Ali was the father of 14 sons and at least 17 daughters, with at least as many as 22 women. The Alids are his descendants through all of these. His wives were as recorded: Fatima, who was his only wife until she died in 633; Ummu l-Banin; Layla; Asma'; Ummu l-Habib (Sahba); Umama; Khawla; Umm Sa'id; Mahyat. Other women are recorded too, but for these we do not know much, and little about whether they gave Ali children or not (Women named 'Umm' first must have been mothers since 'Umm' is an honorary title meaning 'Mother of'): Umm Hani'; Maimuna; Zainab; Ramla; Umm Kulthum; Fatima; Umama; Khadija; Ummu l-Kiram; Umm Salama; Umm Jafar; Jumana; Nafisa.

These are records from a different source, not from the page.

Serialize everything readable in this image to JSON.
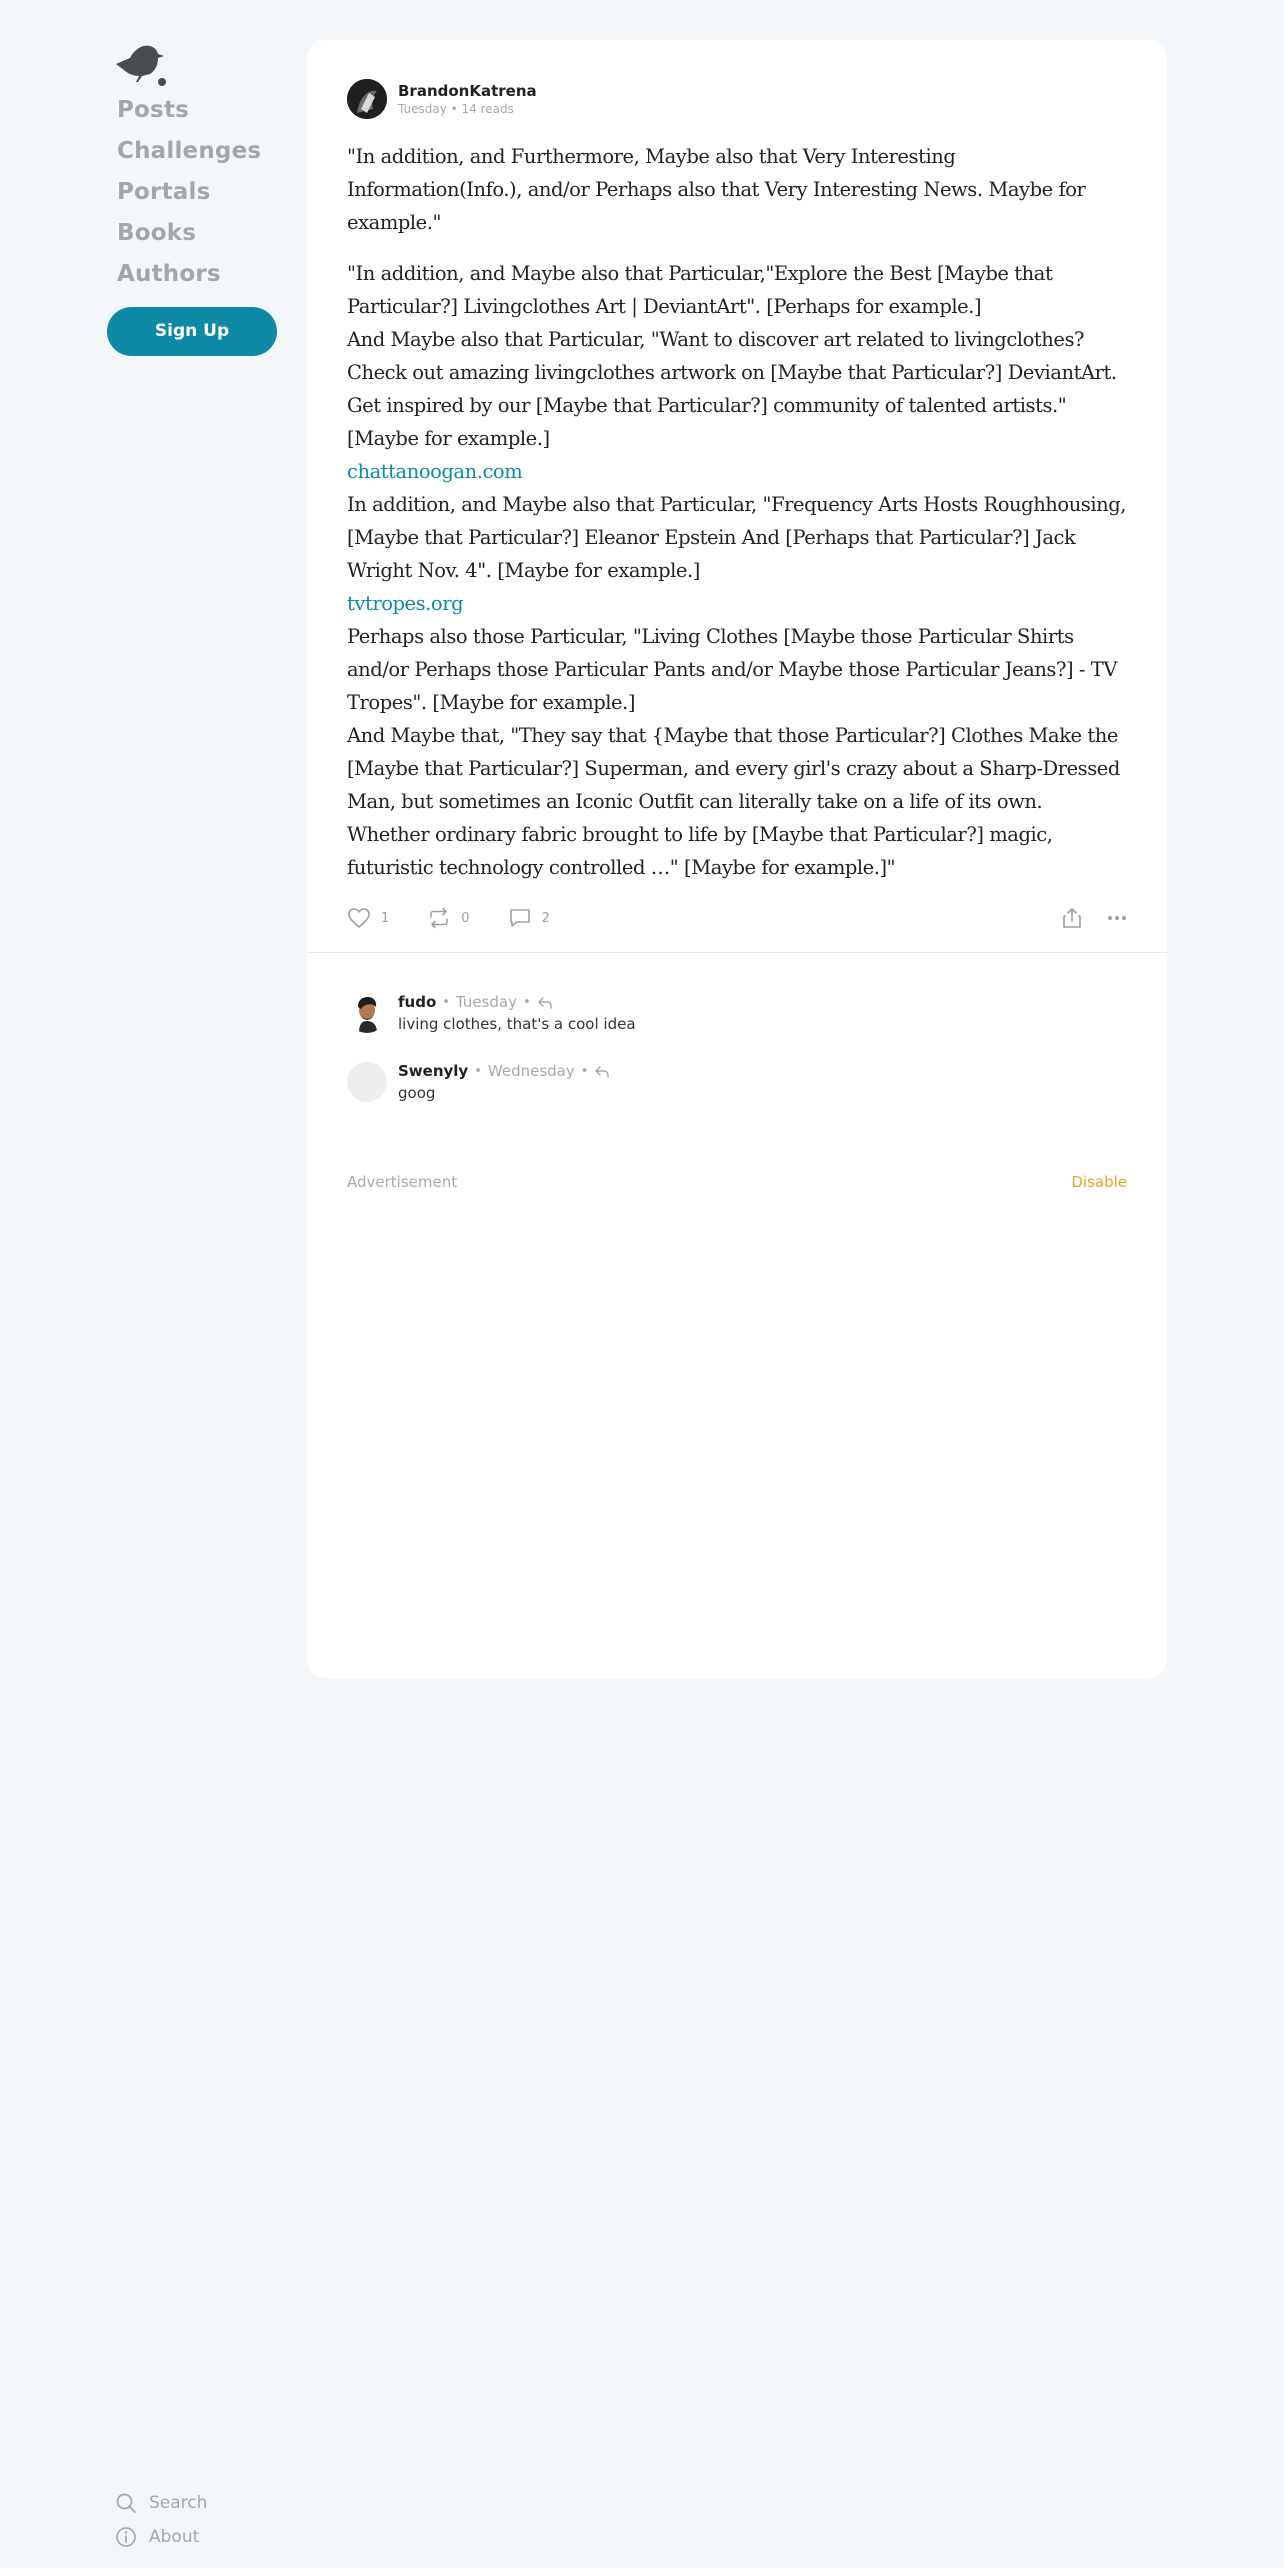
{
  "sidebar": {
    "logo": "bird-logo",
    "nav": [
      "Posts",
      "Challenges",
      "Portals",
      "Books",
      "Authors"
    ],
    "signup_label": "Sign Up",
    "bottom": [
      {
        "icon": "search-icon",
        "label": "Search"
      },
      {
        "icon": "info-icon",
        "label": "About"
      }
    ]
  },
  "post": {
    "author": "BrandonKatrena",
    "meta": "Tuesday • 14 reads",
    "paragraphs": [
      "\"In addition, and Furthermore, Maybe also that Very Interesting Information(Info.), and/or Perhaps also that Very Interesting News. Maybe for example.\"",
      "\"In addition, and Maybe also that Particular,\"Explore the Best [Maybe that Particular?] Livingclothes Art | DeviantArt\". [Perhaps for example.]",
      "And Maybe also that Particular, \"Want to discover art related to livingclothes? Check out amazing livingclothes artwork on [Maybe that Particular?] DeviantArt. Get inspired by our [Maybe that Particular?] community of talented artists.\" [Maybe for example.]",
      "chattanoogan.com",
      "In addition, and Maybe also that Particular, \"Frequency Arts Hosts Roughhousing, [Maybe that Particular?] Eleanor Epstein And [Perhaps that Particular?] Jack Wright Nov. 4\". [Maybe for example.]",
      "tvtropes.org",
      "Perhaps also those Particular, \"Living Clothes [Maybe those Particular Shirts and/or Perhaps those Particular Pants and/or Maybe those Particular Jeans?] - TV Tropes\". [Maybe for example.]",
      "And Maybe that, \"They say that {Maybe that those Particular?] Clothes Make the [Maybe that Particular?] Superman, and every girl's crazy about a Sharp-Dressed Man, but sometimes an Iconic Outfit can literally take on a life of its own. Whether ordinary fabric brought to life by [Maybe that Particular?] magic, futuristic technology controlled …\" [Maybe for example.]\""
    ],
    "likes": "1",
    "reposts": "0",
    "comments": "2"
  },
  "comments": [
    {
      "name": "fudo",
      "time": "Tuesday",
      "text": "living clothes, that's a cool idea"
    },
    {
      "name": "Swenyly",
      "time": "Wednesday",
      "text": "goog"
    }
  ],
  "ad": {
    "label": "Advertisement",
    "disable": "Disable"
  },
  "colors": {
    "accent": "#0e8aa8",
    "disable": "#e5a51e",
    "background": "#f3f7fa"
  }
}
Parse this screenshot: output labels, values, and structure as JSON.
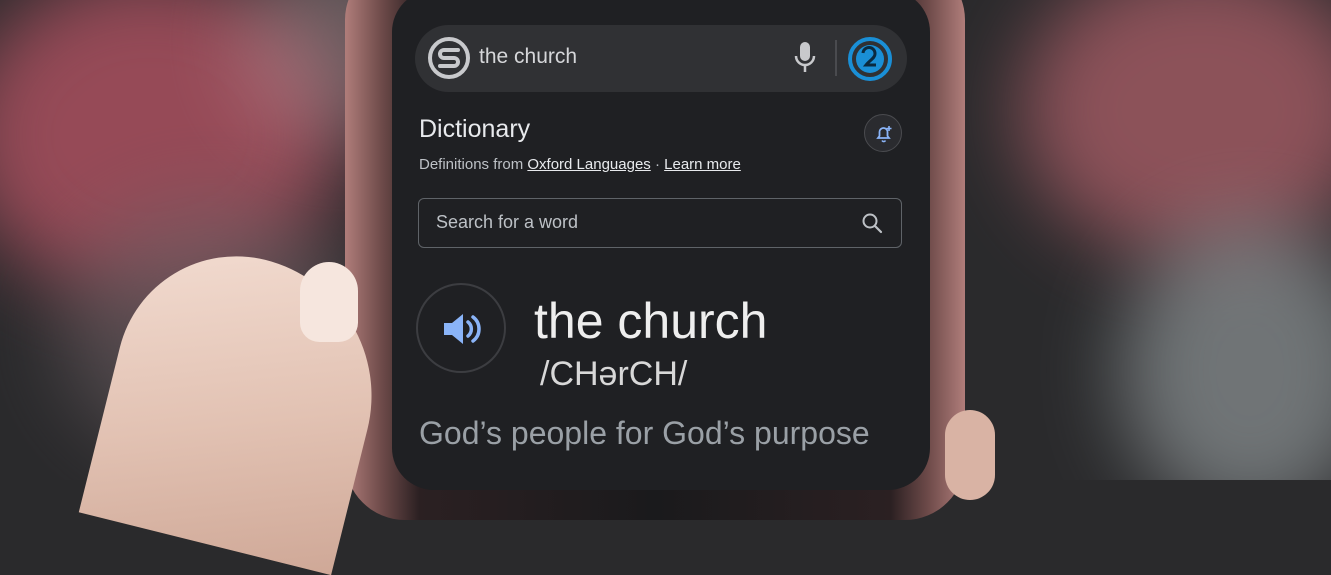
{
  "search": {
    "query": "the church"
  },
  "dictionary": {
    "title": "Dictionary",
    "source_prefix": "Definitions from",
    "source_link": "Oxford Languages",
    "separator": "·",
    "learn_more": "Learn more",
    "search_placeholder": "Search for a word"
  },
  "entry": {
    "word": "the church",
    "phonetic": "/CHərCH/",
    "definition": "God’s people for God’s purpose"
  },
  "colors": {
    "screen_bg": "#1f2023",
    "searchbar_bg": "#303134",
    "speaker_accent": "#8ab4f8",
    "avatar_accent": "#1a8fd6"
  },
  "icons": [
    "church-logo-icon",
    "mic-icon",
    "avatar",
    "bell-plus-icon",
    "search-icon",
    "speaker-icon"
  ]
}
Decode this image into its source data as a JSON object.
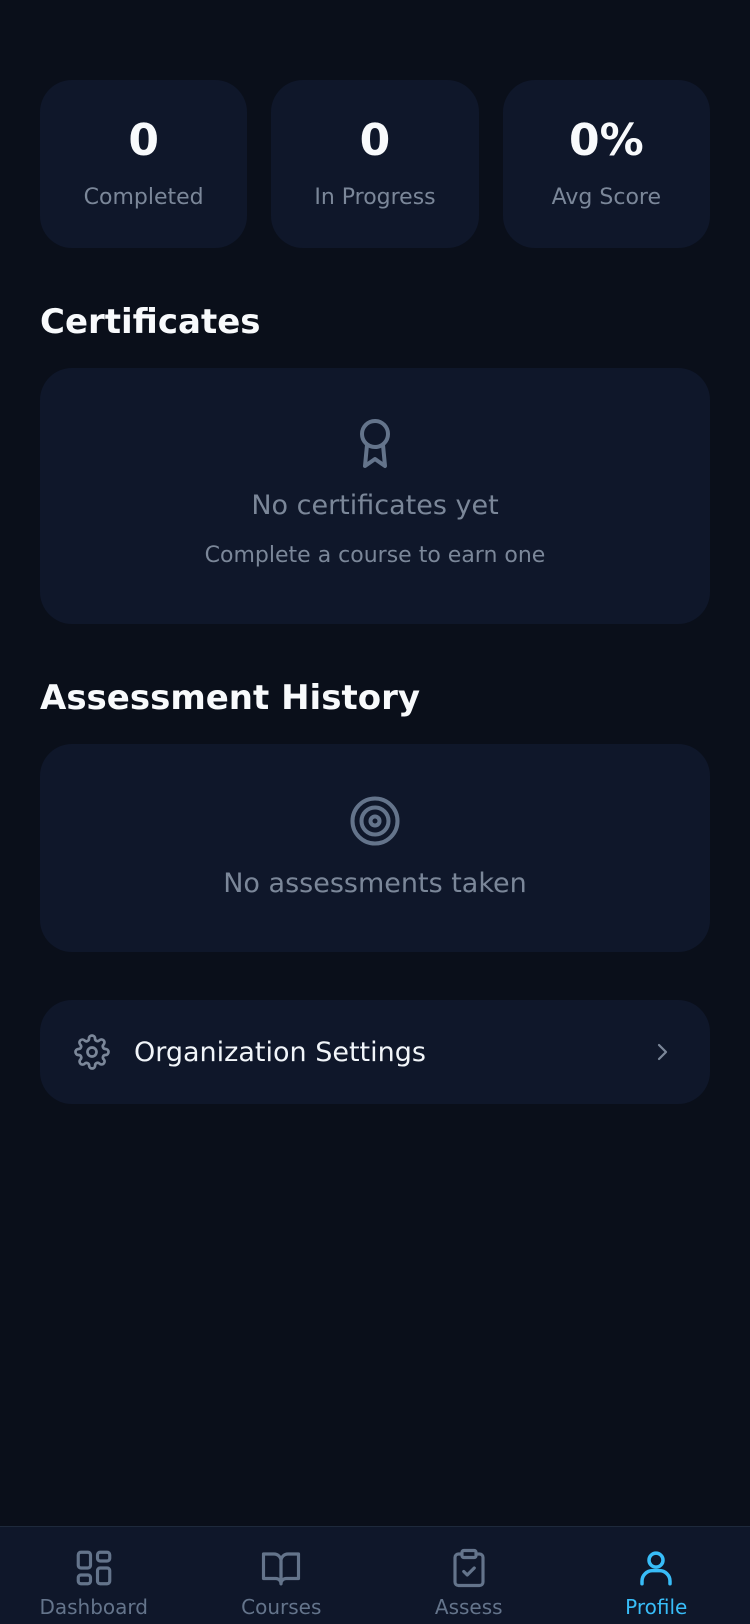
{
  "stats": [
    {
      "value": "0",
      "label": "Completed"
    },
    {
      "value": "0",
      "label": "In Progress"
    },
    {
      "value": "0%",
      "label": "Avg Score"
    }
  ],
  "certificates": {
    "title": "Certificates",
    "icon": "award-icon",
    "empty_title": "No certificates yet",
    "empty_subtitle": "Complete a course to earn one"
  },
  "assessments": {
    "title": "Assessment History",
    "icon": "target-icon",
    "empty_title": "No assessments taken"
  },
  "settings": {
    "label": "Organization Settings",
    "icon": "gear-icon"
  },
  "tabs": [
    {
      "label": "Dashboard",
      "icon": "grid-icon",
      "active": false
    },
    {
      "label": "Courses",
      "icon": "book-open-icon",
      "active": false
    },
    {
      "label": "Assess",
      "icon": "clipboard-check-icon",
      "active": false
    },
    {
      "label": "Profile",
      "icon": "user-icon",
      "active": true
    }
  ],
  "colors": {
    "background": "#0a0f1a",
    "card": "#0f172a",
    "muted": "#7b8799",
    "accent": "#38bdf8"
  }
}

The principal Alids were the ones from the marriage with Fatima, Hassan and Husayn, the second and the third Imam of Shi'i Islam. Most of the early Alids were unfortunate, and their sad stories fill large parts of the historical texts from this period.
All through Muslim history, groups have claimed to be of Alid origin, often without much justification. Dynasties like the Fatimids and the Almohads, were probably not really Alids, even when claiming so. In more recent times, Alids have carried titles like saiyyid and sharīf, and have had the right to wear a green turban. An Alid of modern times must prove his heritage by a certificate or genealogical tree. In modern times, Alid descendancy carries little but status, and have lost all political importance compared to earlier times.

By Tore Kjeilen